Jauhiainen feels that business cooperation goes to the very foundation of the impact of science and research. When that cooperation produces something that works and when the results are later made openly available, that can have a significant impact on the whole field of research. “Once the foundations are in place you can move much faster with developing applications,” he says. If the development of technologies such as language identification were left to companies alone, research would not make headway because companies will rarely give others access to their development outputs. This is another reason why Jauhiainen feels it’s important that cooperation is grounded in the interests of research.
Cooperation between business and universities remains rare in Finland
A recent review commissioned by FRIF indicates that industry-academia cooperation has been on a downward trend over the past ten years. Finnish universities are getting less funding than before from private companies, and less than in the EU and OECD countries on average. This means that cooperation cannot depend on industry initiatives alone. “This situation cannot be solved by money alone. We also need to set up concrete funding mechanisms that encourage long-term cooperation,” Lauri Oksanen points out. FRIF is currently working to develop a new funding model alongside the Tandem Industry Academia programme. “We’re listening with a keen ear to signals coming from the field and aiming to create a funding instrument that will take the impact of science to the next level.”
FRIF has found that there is a special need to encourage collaboration between SMEs and universities. It has therefore started a separate review into the application of research knowledge in the SME field. Results from this work are expected during 2022.
At Polar Electro, Jyrki Schroderus believes that cooperation is easier for companies that have existing networks in academia. “Without an understanding of the other side it’s difficult even to imagine what kind of cooperation is possible. Personal contacts make it easier to cross the threshold,” he says. Polar’s initial contact with the University of Oulu was an easy introduction because the circles are quite small in Oulu and most researchers now each other well. Schroderus believes another contributing factor is that he has a PhD himself and is familiar with the academic way of thinking.
This “academic literacy” is also reflected in Tommi Jauhiainen’s experiences of successful business cooperation. The people behind Lingsoft, the company with which he is working, are academics, as are Jauhiainen’s contacts in the company. Researchers, for their part, must also show an interest in the business company’s needs, Jauhiainen adds: “You don’t need to interfere in the business side, but it’s definitely beneficial for cooperation if you try to get as clear a picture as possible of how the company will be using the research results.”
Schroderus’s tips for successful cooperation
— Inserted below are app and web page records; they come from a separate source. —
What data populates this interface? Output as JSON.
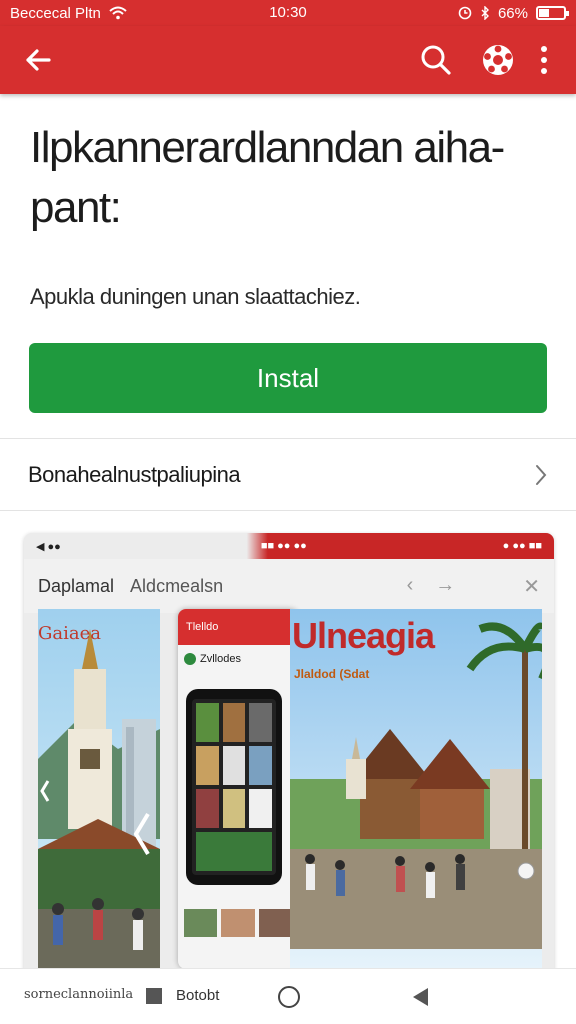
{
  "status_bar": {
    "carrier": "Beccecal Pltn",
    "time": "10:30",
    "battery": "66%"
  },
  "app_bar": {
    "back_icon": "arrow-left-icon",
    "search_icon": "search-icon",
    "settings_icon": "gear-icon",
    "menu_icon": "more-vertical-icon"
  },
  "main": {
    "title": "Ilpkannerardlanndan aiha-pant:",
    "subtitle": "Apukla duningen unan slaattachiez.",
    "install_label": "Instal",
    "row_label": "Bonahealnustpaliupina"
  },
  "preview": {
    "status_left": "◀ ●●",
    "status_mid": "■■ ●● ●●",
    "status_right": "● ●● ■■",
    "tab_primary": "Daplamal",
    "tab_secondary": "Aldcmealsn",
    "left_scene_label": "Gaiaea",
    "right_scene_title": "Ulneagia",
    "right_scene_sub": "Jlaldod (Sdat",
    "phone_header": "Tlelldo",
    "phone_row": "Zvllodes"
  },
  "system_bar": {
    "left_text": "sorneclannoiinla",
    "recents_label": "Botobt"
  },
  "colors": {
    "brand_red": "#d62f2f",
    "install_green": "#1f9a3e"
  }
}
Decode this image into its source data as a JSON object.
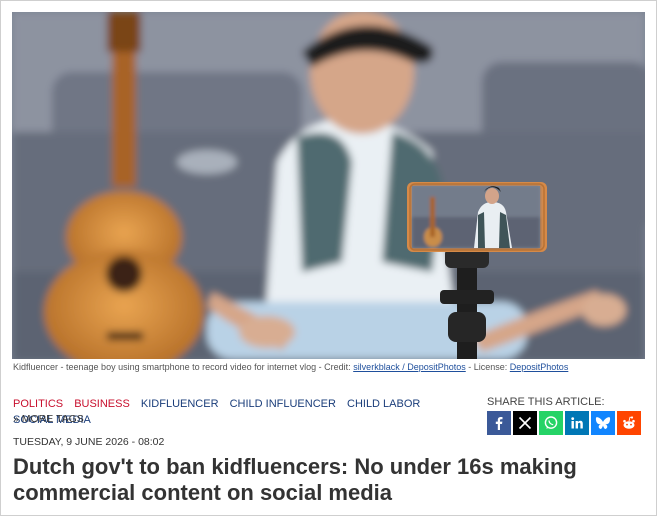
{
  "image": {
    "caption_prefix": "Kidfluencer - teenage boy using smartphone to record video for internet vlog - Credit: ",
    "credit_link": "silverkblack / DepositPhotos",
    "license_prefix": " - License: ",
    "license_link": "DepositPhotos"
  },
  "tags": [
    {
      "label": "POLITICS",
      "color": "#c8102e"
    },
    {
      "label": "BUSINESS",
      "color": "#c8102e"
    },
    {
      "label": "KIDFLUENCER",
      "color": "#1a3d7a"
    },
    {
      "label": "CHILD INFLUENCER",
      "color": "#1a3d7a"
    },
    {
      "label": "CHILD LABOR",
      "color": "#1a3d7a"
    },
    {
      "label": "SOCIAL MEDIA",
      "color": "#1a3d7a"
    }
  ],
  "more_tags": "» MORE TAGS",
  "share": {
    "label": "SHARE THIS ARTICLE:",
    "buttons": [
      {
        "icon": "facebook-icon",
        "color": "#3b5998"
      },
      {
        "icon": "x-icon",
        "color": "#000000"
      },
      {
        "icon": "whatsapp-icon",
        "color": "#25d366"
      },
      {
        "icon": "linkedin-icon",
        "color": "#0077b5"
      },
      {
        "icon": "bluesky-icon",
        "color": "#1185fe"
      },
      {
        "icon": "reddit-icon",
        "color": "#ff4500"
      }
    ]
  },
  "article": {
    "date": "TUESDAY, 9 JUNE 2026 - 08:02",
    "title": "Dutch gov't to ban kidfluencers: No under 16s making commercial content on social media"
  }
}
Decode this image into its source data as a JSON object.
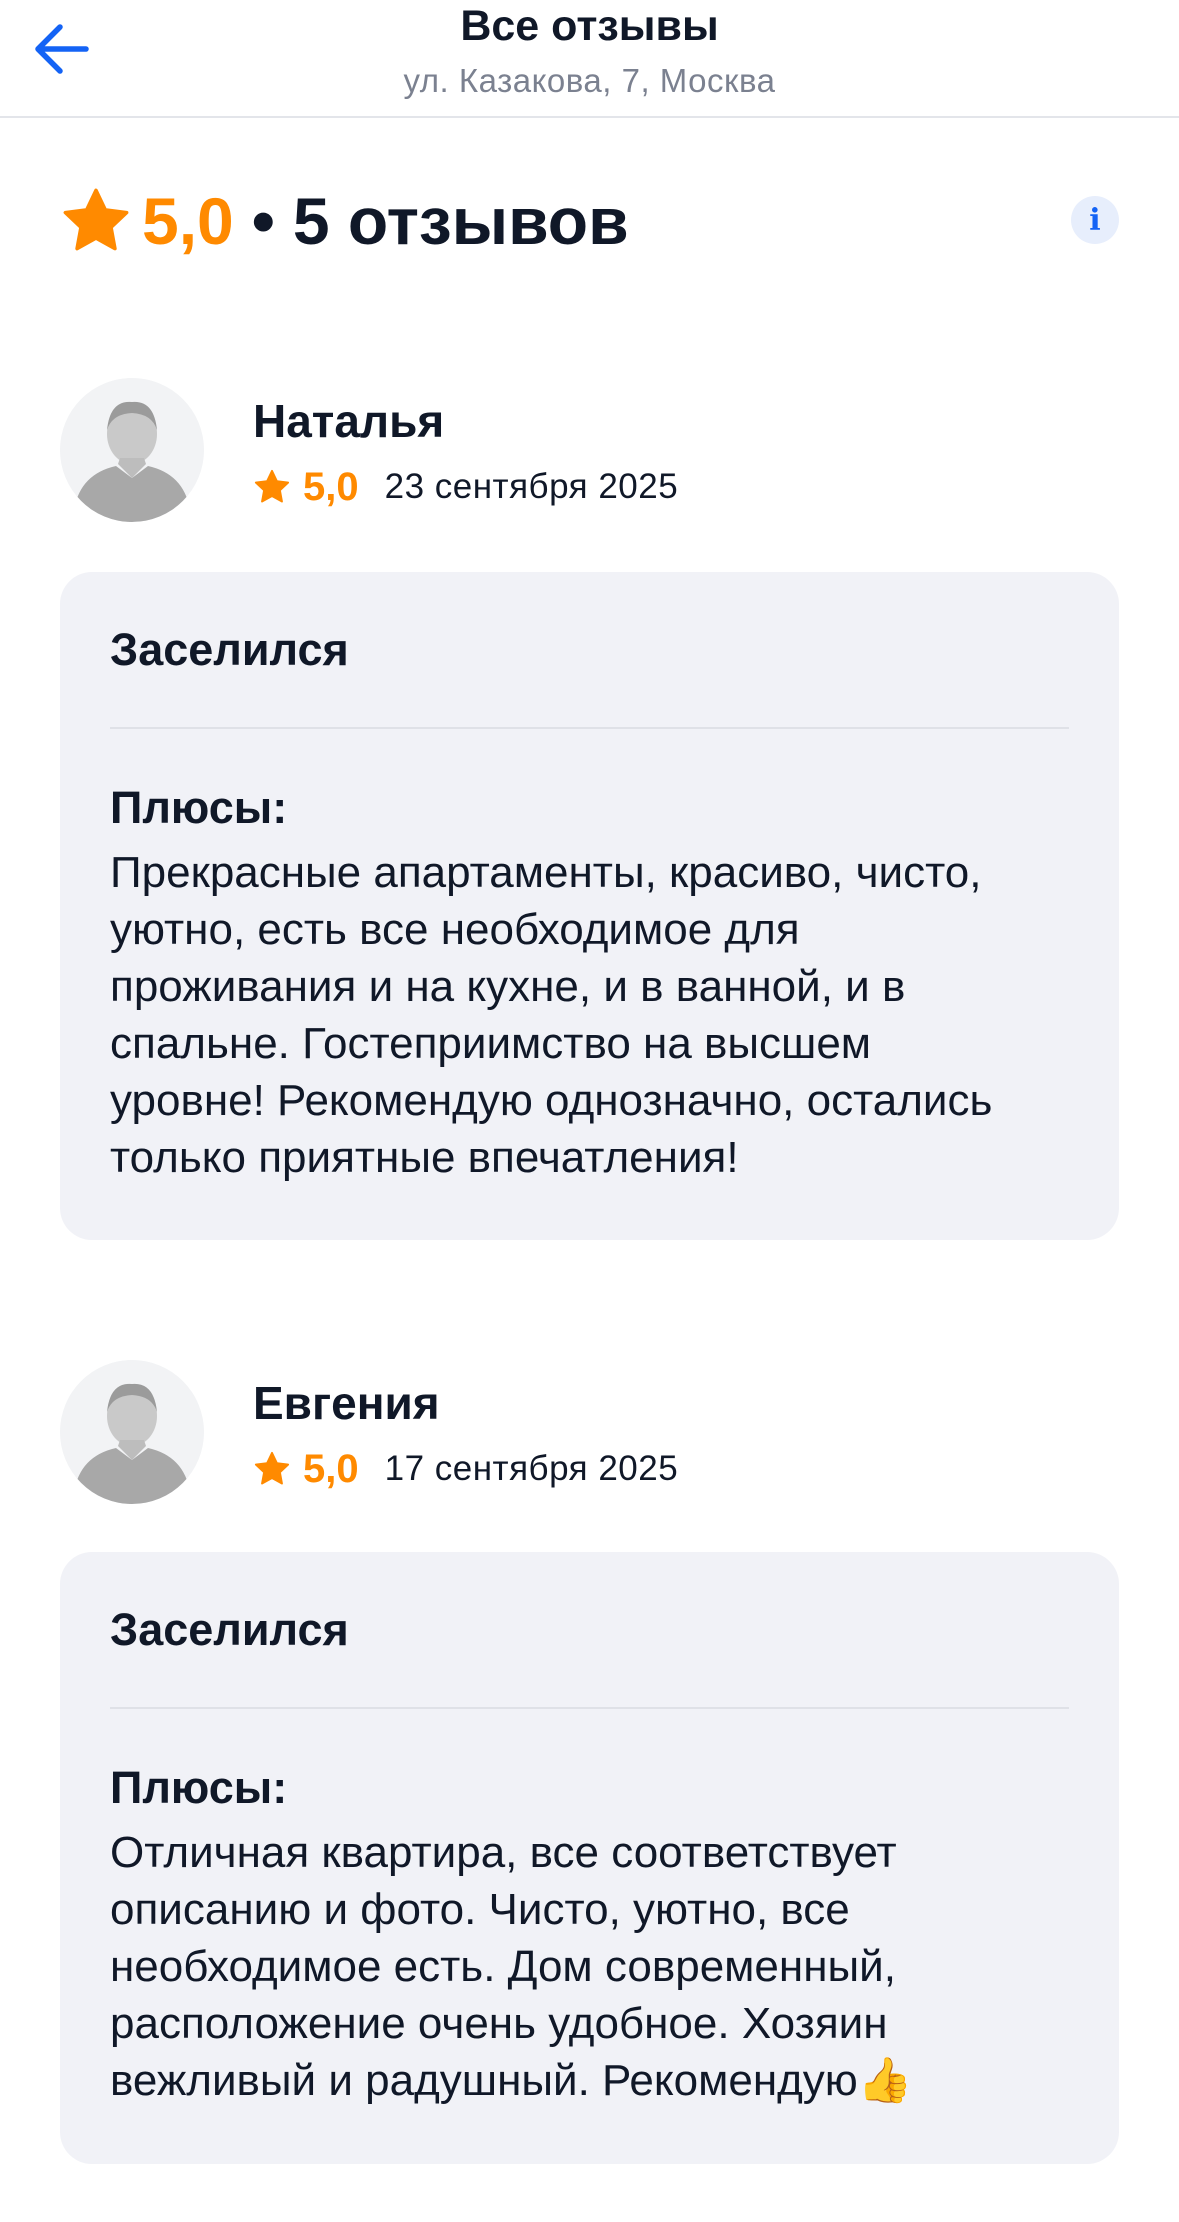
{
  "header": {
    "back_icon": "arrow-left-icon",
    "title": "Все отзывы",
    "subtitle": "ул. Казакова, 7, Москва"
  },
  "summary": {
    "star_icon": "star-icon",
    "rating": "5,0",
    "separator": "•",
    "count": "5 отзывов",
    "info_icon": "info-icon",
    "info_glyph": "i"
  },
  "reviews": [
    {
      "author": "Наталья",
      "rating": "5,0",
      "date": "23 сентября 2025",
      "stay_status": "Заселился",
      "pros_label": "Плюсы:",
      "pros_text": "Прекрасные апартаменты, красиво, чисто,\nуютно, есть все необходимое для\nпроживания и на кухне, и в ванной, и в\nспальне. Гостеприимство на высшем\nуровне! Рекомендую однозначно, остались\nтолько приятные впечатления!"
    },
    {
      "author": "Евгения",
      "rating": "5,0",
      "date": "17 сентября 2025",
      "stay_status": "Заселился",
      "pros_label": "Плюсы:",
      "pros_text": "Отличная квартира, все соответствует\nописанию и фото. Чисто, уютно, все\nнеобходимое есть. Дом современный,\nрасположение очень удобное. Хозяин\nвежливый и радушный. Рекомендую👍"
    }
  ],
  "colors": {
    "accent_blue": "#1463f5",
    "rating_orange": "#ff8a00",
    "card_bg": "#f1f2f7",
    "text_dark": "#101828",
    "text_muted": "#7b8190"
  }
}
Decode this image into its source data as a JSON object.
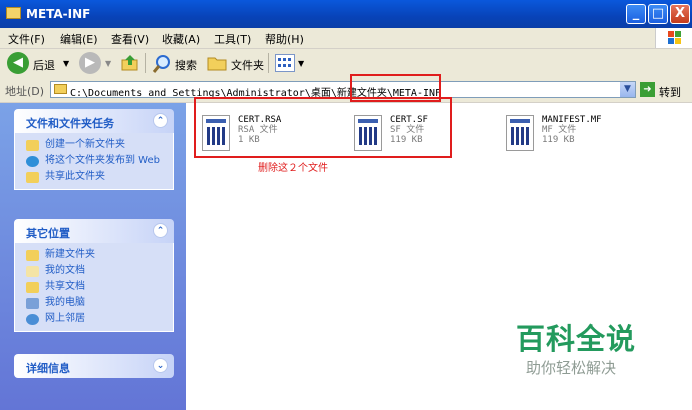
{
  "window": {
    "title": "META-INF",
    "controls": {
      "minimize": "_",
      "maximize": "□",
      "close": "X"
    }
  },
  "menubar": [
    "文件(F)",
    "编辑(E)",
    "查看(V)",
    "收藏(A)",
    "工具(T)",
    "帮助(H)"
  ],
  "toolbar": {
    "back": "后退",
    "forward": "",
    "search": "搜索",
    "folders": "文件夹"
  },
  "address": {
    "label": "地址(D)",
    "path": "C:\\Documents and Settings\\Administrator\\桌面\\新建文件夹\\META-INF",
    "go": "转到"
  },
  "panels": {
    "tasks": {
      "title": "文件和文件夹任务",
      "items": [
        "创建一个新文件夹",
        "将这个文件夹发布到 Web",
        "共享此文件夹"
      ]
    },
    "places": {
      "title": "其它位置",
      "items": [
        "新建文件夹",
        "我的文档",
        "共享文档",
        "我的电脑",
        "网上邻居"
      ]
    },
    "details": {
      "title": "详细信息"
    }
  },
  "files": [
    {
      "name": "CERT.RSA",
      "type": "RSA 文件",
      "size": "1 KB"
    },
    {
      "name": "CERT.SF",
      "type": "SF 文件",
      "size": "119 KB"
    },
    {
      "name": "MANIFEST.MF",
      "type": "MF 文件",
      "size": "119 KB"
    }
  ],
  "annotation": "删除这２个文件",
  "watermark": {
    "title": "百科全说",
    "subtitle": "助你轻松解决"
  },
  "colors": {
    "annotation_red": "#e01d1d",
    "task_link": "#215dc6",
    "watermark_green": "#239a5d"
  }
}
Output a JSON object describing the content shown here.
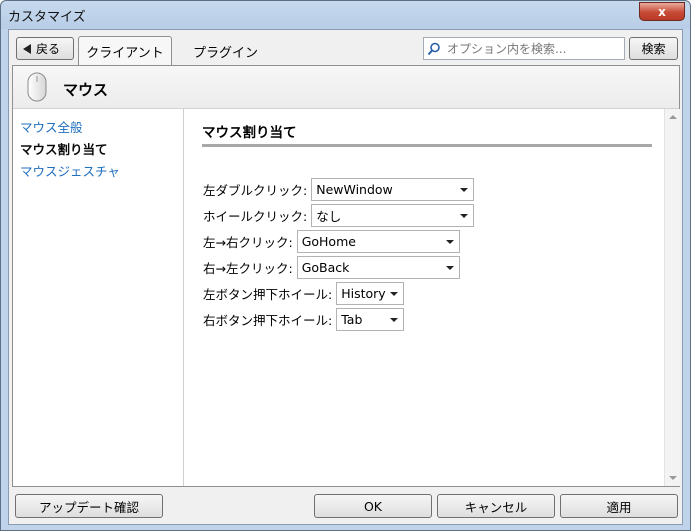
{
  "window": {
    "title": "カスタマイズ",
    "close_glyph": "x"
  },
  "toolbar": {
    "back_label": "戻る",
    "tabs": [
      {
        "label": "クライアント",
        "active": true
      },
      {
        "label": "プラグイン",
        "active": false
      }
    ],
    "search_placeholder": "オプション内を検索...",
    "search_button": "検索"
  },
  "panel": {
    "section_title": "マウス",
    "sidebar": [
      {
        "label": "マウス全般",
        "selected": false
      },
      {
        "label": "マウス割り当て",
        "selected": true
      },
      {
        "label": "マウスジェスチャ",
        "selected": false
      }
    ],
    "content_title": "マウス割り当て",
    "settings": [
      {
        "label": "左ダブルクリック:",
        "value": "NewWindow"
      },
      {
        "label": "ホイールクリック:",
        "value": "なし"
      },
      {
        "label": "左→右クリック:",
        "value": "GoHome"
      },
      {
        "label": "右→左クリック:",
        "value": "GoBack"
      },
      {
        "label": "左ボタン押下ホイール:",
        "value": "History"
      },
      {
        "label": "右ボタン押下ホイール:",
        "value": "Tab"
      }
    ]
  },
  "footer": {
    "update_button": "アップデート確認",
    "ok_button": "OK",
    "cancel_button": "キャンセル",
    "apply_button": "適用"
  },
  "colors": {
    "link": "#1f6fbf",
    "close_button": "#c74a36",
    "frame": "#bfd4ea"
  }
}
- A good project team is not a hierarchy – all members must be equal.
- Project supervision benefits from having a dedicated contact person in the company whose role is to make sure the project runs according to plan and that the company’s goals are met.
- Maintain a weekly or other regular schedule for project meetings to ensure good communications within the team.